MATERIAL TO PROCESS —
________________
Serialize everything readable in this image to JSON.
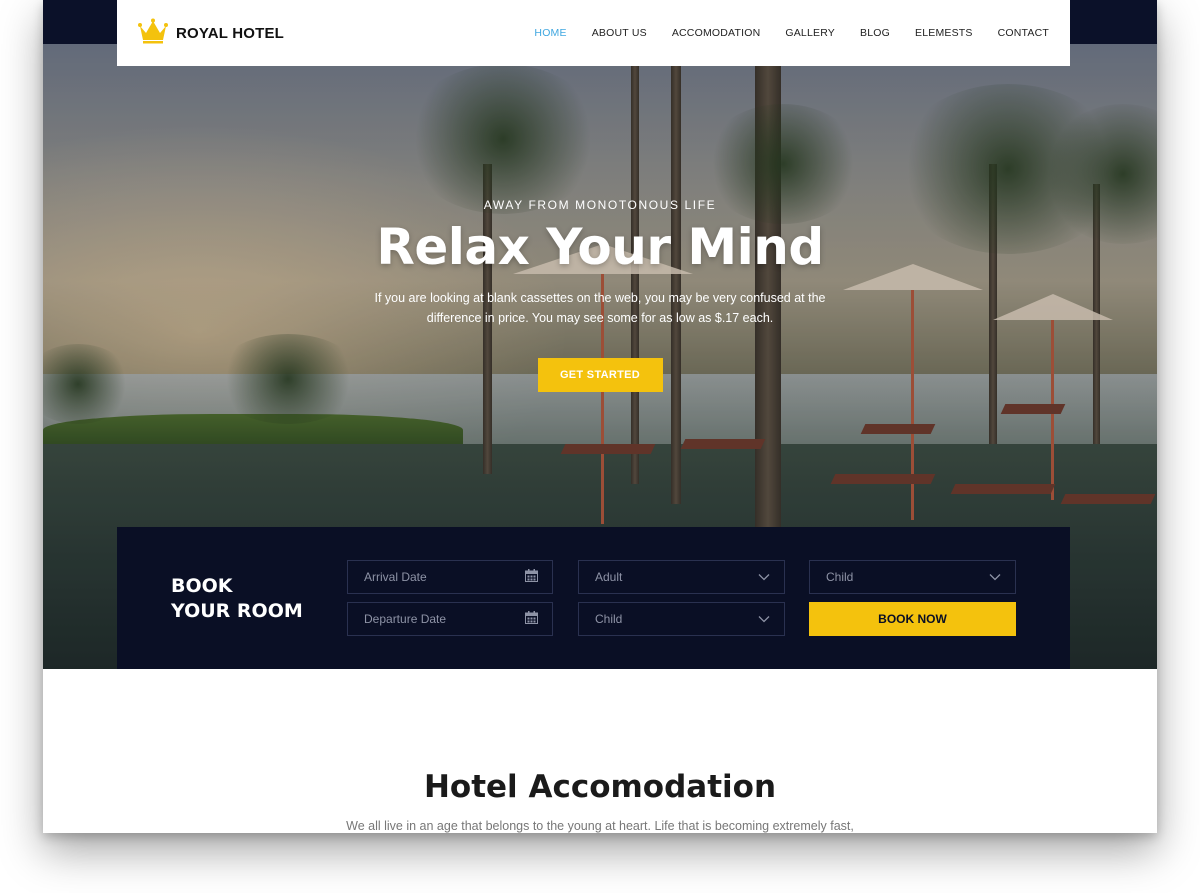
{
  "brand": {
    "name": "ROYAL HOTEL",
    "icon": "crown-icon",
    "icon_color": "#f4c20d"
  },
  "nav": {
    "items": [
      {
        "label": "HOME",
        "active": true
      },
      {
        "label": "ABOUT US",
        "active": false
      },
      {
        "label": "ACCOMODATION",
        "active": false
      },
      {
        "label": "GALLERY",
        "active": false
      },
      {
        "label": "BLOG",
        "active": false
      },
      {
        "label": "ELEMESTS",
        "active": false
      },
      {
        "label": "CONTACT",
        "active": false
      }
    ],
    "active_color": "#3fa7e0"
  },
  "hero": {
    "eyebrow": "AWAY FROM MONOTONOUS LIFE",
    "title": "Relax Your Mind",
    "description": "If you are looking at blank cassettes on the web, you may be very confused at the difference in price. You may see some for as low as $.17 each.",
    "cta_label": "GET STARTED",
    "accent_color": "#f4c20d"
  },
  "booking": {
    "title_line1": "BOOK",
    "title_line2": "YOUR ROOM",
    "arrival_placeholder": "Arrival Date",
    "departure_placeholder": "Departure Date",
    "adult_select": "Adult",
    "child_select_1": "Child",
    "child_select_2": "Child",
    "book_now_label": "BOOK NOW",
    "panel_color": "#0a0f25"
  },
  "section": {
    "title": "Hotel Accomodation",
    "subtitle": "We all live in an age that belongs to the young at heart. Life that is becoming extremely fast,"
  }
}
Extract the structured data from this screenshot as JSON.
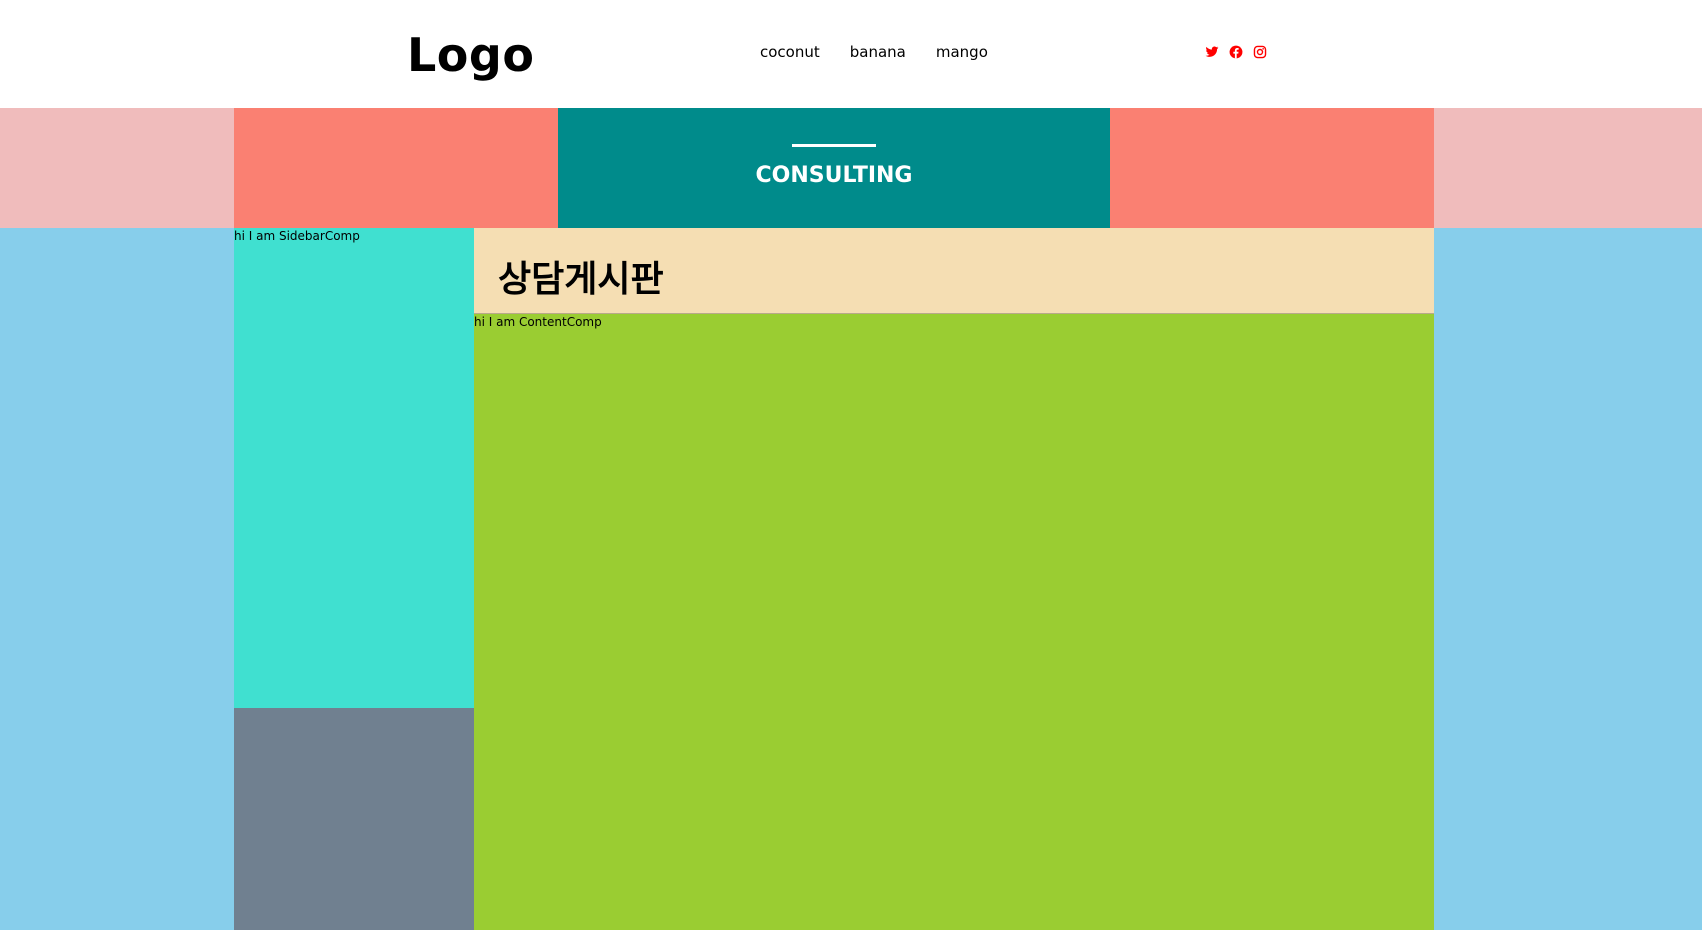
{
  "header": {
    "logo": "Logo",
    "nav": [
      {
        "label": "coconut"
      },
      {
        "label": "banana"
      },
      {
        "label": "mango"
      }
    ],
    "social": [
      {
        "icon": "twitter-icon",
        "color": "#ff0000"
      },
      {
        "icon": "facebook-icon",
        "color": "#ff0000"
      },
      {
        "icon": "instagram-icon",
        "color": "#ff0000"
      }
    ]
  },
  "banner": {
    "title": "CONSULTING"
  },
  "sidebar": {
    "text": "hi I am SidebarComp"
  },
  "content": {
    "title": "상담게시판",
    "text": "hi I am ContentComp"
  },
  "colors": {
    "banner_outer": "#f0bcbc",
    "banner_inner": "#fa8072",
    "banner_center": "#008b8b",
    "page_bg": "#87ceeb",
    "sidebar": "#40e0d0",
    "sidebar_bottom": "#708090",
    "content_header": "#f5deb3",
    "content": "#9acd32"
  }
}
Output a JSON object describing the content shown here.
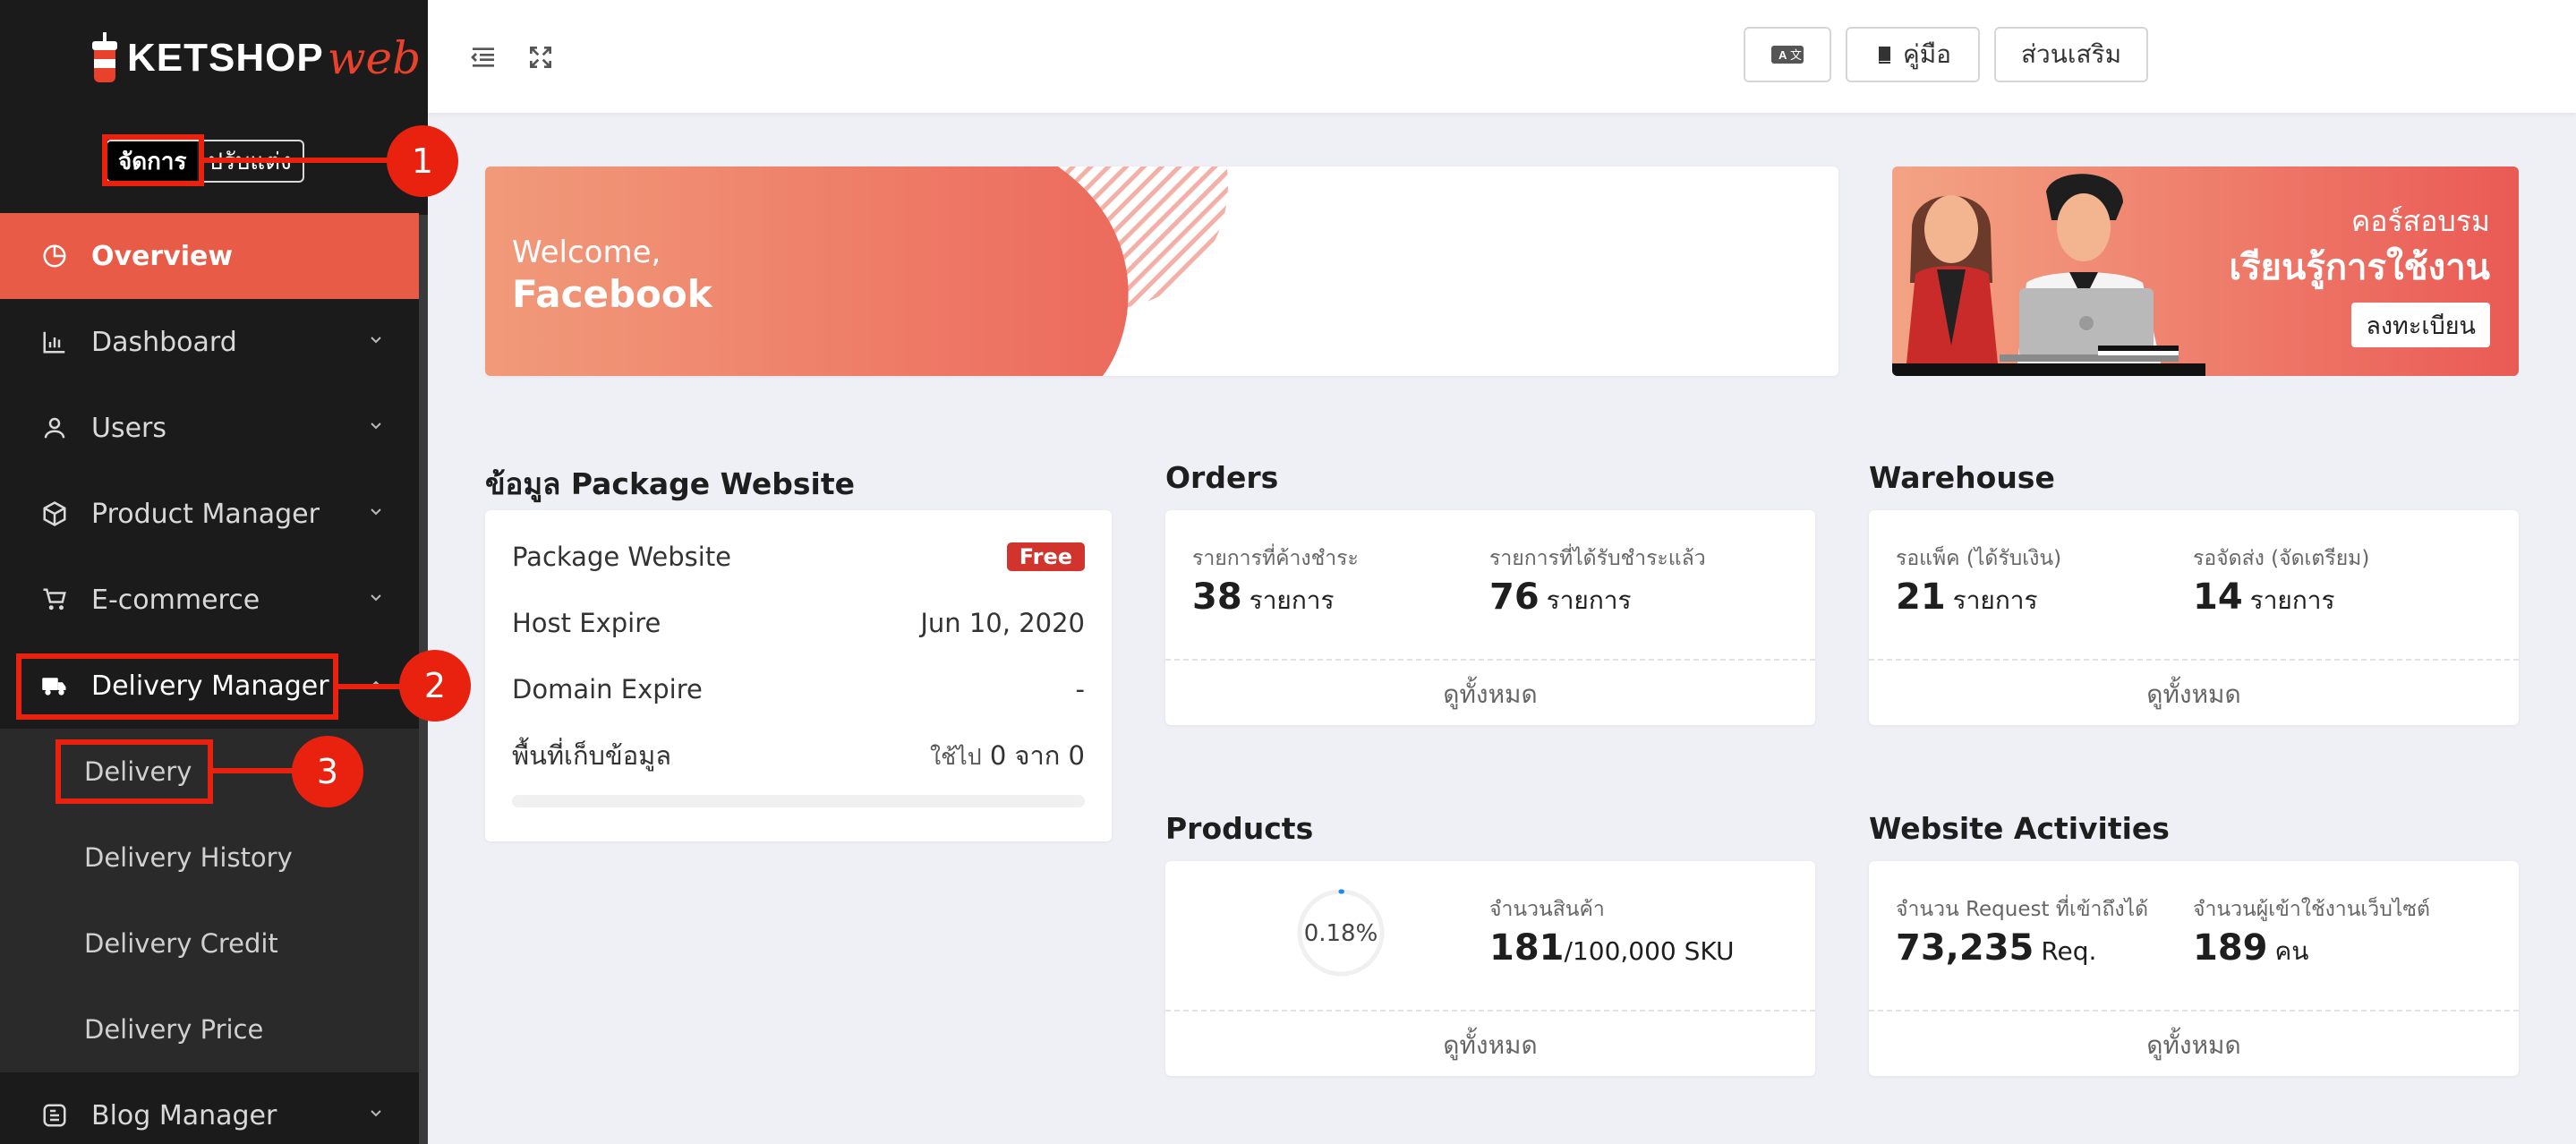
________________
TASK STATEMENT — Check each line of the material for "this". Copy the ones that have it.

YOUR RESPONSE —
Serialize everything readable in this image to JSON.
Extract the structured data from this screenshot as JSON.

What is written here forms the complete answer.